Mitch Joel WARNING... LONG RANT! It takes a lot for me to both get angry and publish about it. Canada’s…
Dion needs to reconnect with party's greatest asset
Thanks to John Moore for this contribution which accurately reflects the frustrations of a number of Wednesday Nighters – not to mention other members of the grassroots non-establishment.
15 November 2007
David Goutor, Toronto Star Comment
In the discussions of Stéphane Dion’s struggles in Ottawa, one factor has been consistently overlooked: the grassroots of the Liberal party. This neglect is astonishing given that rank-and-file activists constitute by far the Liberal party’s greatest asset, and their desire for a new direction was essential in making Dion the new leader.
It is an old refrain of analysts of popular organizations that the leadership both depends on grassroots members and ignores their wishes.
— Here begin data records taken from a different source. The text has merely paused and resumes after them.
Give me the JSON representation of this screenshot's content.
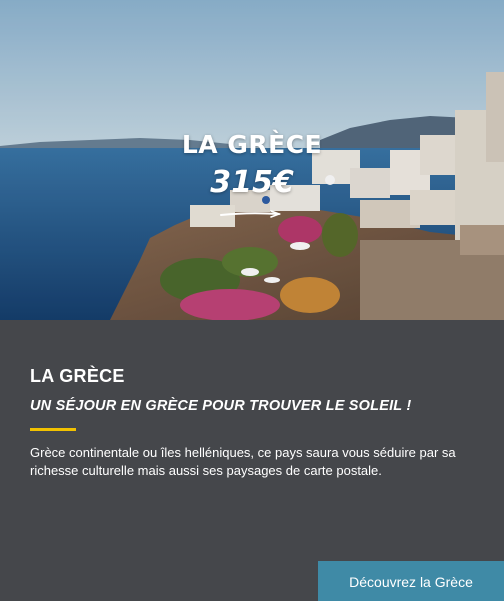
{
  "hero": {
    "title": "LA GRÈCE",
    "price": "315€"
  },
  "panel": {
    "title": "LA GRÈCE",
    "subtitle": "UN SÉJOUR EN GRÈCE POUR TROUVER LE SOLEIL !",
    "description": "Grèce continentale ou îles helléniques, ce pays saura vous séduire par sa richesse culturelle mais aussi ses paysages de carte postale.",
    "cta_label": "Découvrez la Grèce"
  },
  "colors": {
    "panel_background": "#45474b",
    "accent": "#f2c200",
    "button": "#3f8aa6",
    "sea": "#1f5a8e",
    "sky": "#b9d3e3"
  }
}
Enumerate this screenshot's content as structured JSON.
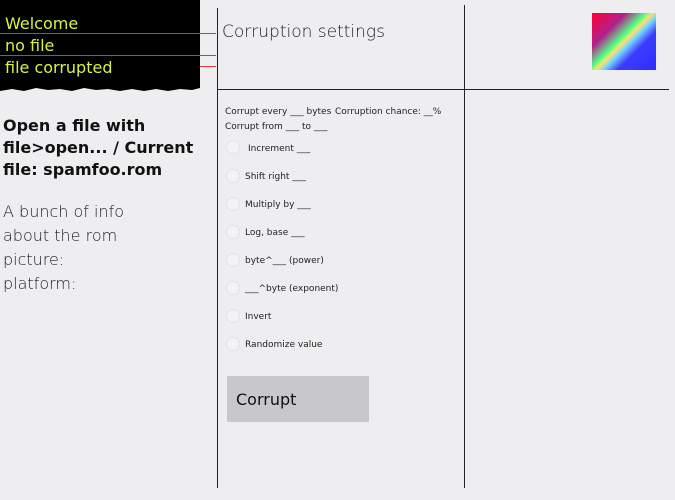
{
  "console": {
    "lines": [
      "Welcome",
      "no file",
      "file corrupted"
    ]
  },
  "settings": {
    "title": "Corruption settings",
    "corrupt_every": "Corrupt every ___ bytes",
    "corruption_chance": "Corruption chance: __%",
    "corrupt_from": "Corrupt from ___ to ___",
    "options": [
      "Increment ___",
      "Shift right ___",
      "Multiply by ___",
      "Log, base ___",
      "byte^___ (power)",
      "___^byte (exponent)",
      "Invert",
      "Randomize value"
    ],
    "corrupt_button": "Corrupt"
  },
  "file_info": {
    "instructions": "Open a file with file>open... / Current file: spamfoo.rom",
    "info_lines": [
      "A bunch of info",
      "about the rom",
      "picture:",
      "platform:"
    ]
  },
  "colors": {
    "console_bg": "#000000",
    "console_text": "#d6f542",
    "annotation_line": "#dd3333",
    "button_bg": "#c8c8ca"
  }
}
The leaders of social movements and trade unions, whom I study as a historian, have been regularly and at times justifiably attacked for disregarding their memberships. But I am continually amazed by how mainstream political parties get away with being far worse. A prime example is the Liberal party elites’ outright refusal to accept the outcome of last year’s leadership convention.
I have never been a Liberal supporter but I was inspired by the outbreak of internal democracy during that leadership campaign. Rank-and-file Liberals recognized that the party elites were tired and out of touch, and especially saw through the thin veneer of credibility of the supposed heavyweight leadership candidates.
There was Michael Ignatieff, who needed to get reacquainted with the country at the same time that he campaigned to become one of its political leaders. And there was Bob Rae, the former NDP premier who wrote the book on losing catastrophically to hard-line right wingers. If Mike Harris could come from a distant third place to win a majority against Rae, one shudders to think what Stephen Harper could do starting with a minority government.
Understandably, the party’s grassroots sought out different options, and handed surprising momentum to Gerard Kennedy and Dion. The co-operation between these two, and the growing fervour for a fresh approach at the Liberal convention, ended up giving Dion a remarkable triumph. In short, rank-and-file Liberals said loud and clear: “We want serious change.”
But since the convention, the establishment of the party responded loud and clear: “You can’t have it.” The constant carping about Dion from Liberal backrooms is only part of the problem. More fundamental was the expectation of so many power brokers that it was up to Dion to win them over – and not up to them to heed the clear demand from average members for a new style of politics.
It is clear that one of Dion’s biggest problems is that his personality is ill-suited to stroking the egos of the powerful and self-important in the Liberal party. He often appears so audacious as to believe that he should not have to after winning the leadership vote.
The typical response of opinion-makers is that this is precisely why Dion is not prime ministerial material. They contend that the hard reality of politics is that leaders have to get the allegiance of old opponents and silence discontented factions. But these pundits are missing some even more basic political realities, particularly the need to pay attention to opinion polls.
It has been astonishing to watch how often the media, usually so obsessed with the political horse race, have recently treated poll numbers almost as an afterthought. And top Liberals seem intent on ignoring the good news that Harper has made few significant gains in the last year. The Tories continue to alienate key constituencies such as women and major urban centres, and they received no momentum from their mini-budget, thanks in part to the revival of the Mulroney-Airbus affair. Polls also reveal that most voters still have yet to form a strong impression of Dion, even if pollsters are now asking leading questions about replacing him.
An even more basic reality is that lessons from recent general elections are worth remembering. In the 2006 vote, what success the Liberals enjoyed did not start from the top. Paul Martin led a weak and directionless campaign, and his finance minister Ralph Goodale was implicated in a scandal a few weeks before the election. Yet the Liberals retained more than 100 seats due to the party’s strength at the regional, riding and community levels.
It is little wonder that grassroots Liberals are now demoralized after they saved the party from disaster in the last election only to have their message, as expressed at the last convention, ignored in the party’s circles of power.
Dion’s first priority therefore should be to re-establish his connection with the Liberal base, and with the spirit that got him elected leader. He needs to rally his rank and file against their real opponents, the Conservatives, and challenge party elites to do the same. He must shore up his credibility as an opposition leader, and stop rolling over in Parliament and giving the Conservatives virtually free rein to govern.
If this means triggering an election, Dion needs to have faith that mobilizing his party’s proven ground-game and core support in the polls will be enough to guarantee that Harper’s gains will be minor.
Put simply, rather than being relentlessly undermined from within, Dion needs to recognize he is better off giving the Liberal grassroots another chance to demonstrate their strength. While that may not be enough to let Dion win an election, it should deliver a third failure for Harper to get a majority, even in ideal circumstances. And that would give the Conservatives their own leadership problems.
Historian David Goutor is an assistant professor in the labour studies program at McMaster University. He is the author of Guarding the Gates: The Canadian Labour Movement and Immigration, 1872-1934.